**Assignment**: Although the entries hold pictures, only their words are printed back, exactly as given.

(Excerpted data begins)

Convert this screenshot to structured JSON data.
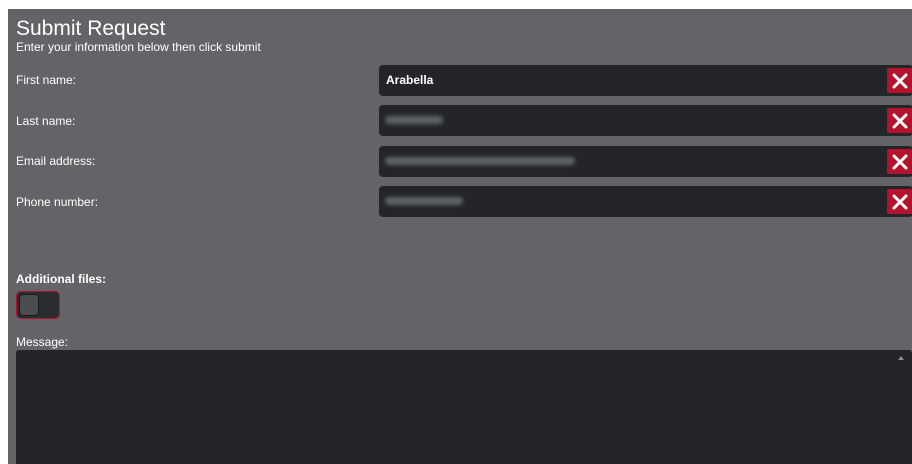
{
  "form": {
    "title": "Submit Request",
    "subtitle": "Enter your information below then click submit",
    "fields": [
      {
        "label": "First name:",
        "value": "Arabella",
        "blurred": false
      },
      {
        "label": "Last name:",
        "value": "",
        "blurred": true
      },
      {
        "label": "Email address:",
        "value": "",
        "blurred": true
      },
      {
        "label": "Phone number:",
        "value": "",
        "blurred": true
      }
    ],
    "additional_files_label": "Additional files:",
    "additional_files_toggle": "off",
    "message_label": "Message:",
    "message_value": ""
  },
  "icons": {
    "clear": "close-icon",
    "scroll": "scroll-up-arrow-icon"
  },
  "colors": {
    "panel": "#636467",
    "field_bg": "#232528",
    "accent": "#b4132e",
    "text": "#ffffff"
  }
}
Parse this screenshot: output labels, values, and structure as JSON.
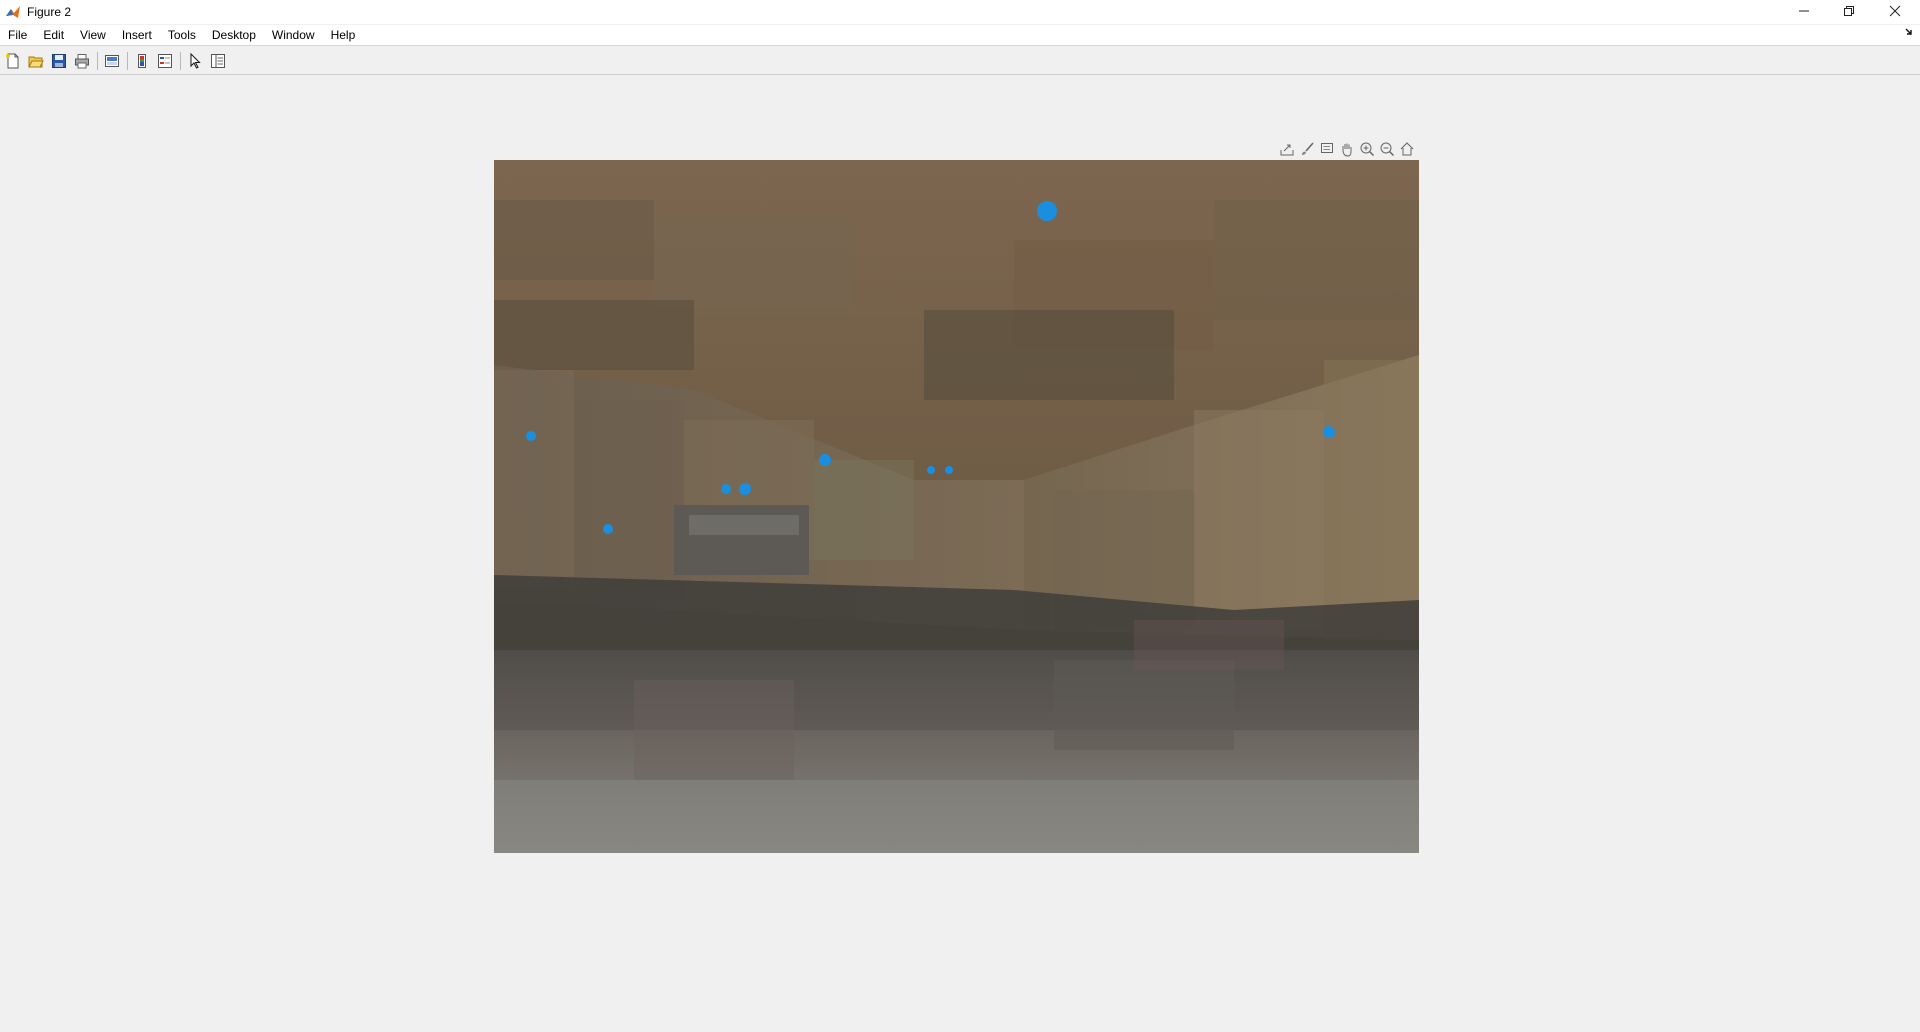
{
  "window": {
    "title": "Figure 2",
    "minimize_icon": "minimize-icon",
    "restore_icon": "restore-icon",
    "close_icon": "close-icon"
  },
  "menu": {
    "items": [
      "File",
      "Edit",
      "View",
      "Insert",
      "Tools",
      "Desktop",
      "Window",
      "Help"
    ]
  },
  "toolbar": {
    "buttons": [
      "new-figure-icon",
      "open-file-icon",
      "save-icon",
      "print-icon",
      "link-plot-icon",
      "insert-colorbar-icon",
      "insert-legend-icon",
      "edit-plot-icon",
      "open-property-inspector-icon"
    ]
  },
  "axes_toolbar": {
    "buttons": [
      "export-icon",
      "brush-icon",
      "data-tips-icon",
      "pan-icon",
      "zoom-in-icon",
      "zoom-out-icon",
      "restore-view-icon"
    ]
  },
  "colors": {
    "marker": "#1a8fe0",
    "window_bg": "#f0f0f0"
  },
  "image": {
    "description_marker_count": 9
  }
}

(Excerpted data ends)

**Response below**:
Convert this screenshot to structured JSON data.
{
  "form": {
    "title": "Submit Request",
    "subtitle": "Enter your information below then click submit",
    "fields": [
      {
        "label": "First name:",
        "value": "Arabella",
        "blurred": false
      },
      {
        "label": "Last name:",
        "value": "",
        "blurred": true
      },
      {
        "label": "Email address:",
        "value": "",
        "blurred": true
      },
      {
        "label": "Phone number:",
        "value": "",
        "blurred": true
      }
    ],
    "additional_files_label": "Additional files:",
    "additional_files_toggle": "off",
    "message_label": "Message:",
    "message_value": ""
  },
  "icons": {
    "clear": "close-icon",
    "scroll": "scroll-up-arrow-icon"
  },
  "colors": {
    "panel": "#636467",
    "field_bg": "#232528",
    "accent": "#b4132e",
    "text": "#ffffff"
  }
}
Parse this screenshot: output labels, values, and structure as JSON.
{
  "window": {
    "title": "Figure 2",
    "minimize_icon": "minimize-icon",
    "restore_icon": "restore-icon",
    "close_icon": "close-icon"
  },
  "menu": {
    "items": [
      "File",
      "Edit",
      "View",
      "Insert",
      "Tools",
      "Desktop",
      "Window",
      "Help"
    ]
  },
  "toolbar": {
    "buttons": [
      "new-figure-icon",
      "open-file-icon",
      "save-icon",
      "print-icon",
      "link-plot-icon",
      "insert-colorbar-icon",
      "insert-legend-icon",
      "edit-plot-icon",
      "open-property-inspector-icon"
    ]
  },
  "axes_toolbar": {
    "buttons": [
      "export-icon",
      "brush-icon",
      "data-tips-icon",
      "pan-icon",
      "zoom-in-icon",
      "zoom-out-icon",
      "restore-view-icon"
    ]
  },
  "colors": {
    "marker": "#1a8fe0",
    "window_bg": "#f0f0f0"
  },
  "image": {
    "description_marker_count": 9
  }
}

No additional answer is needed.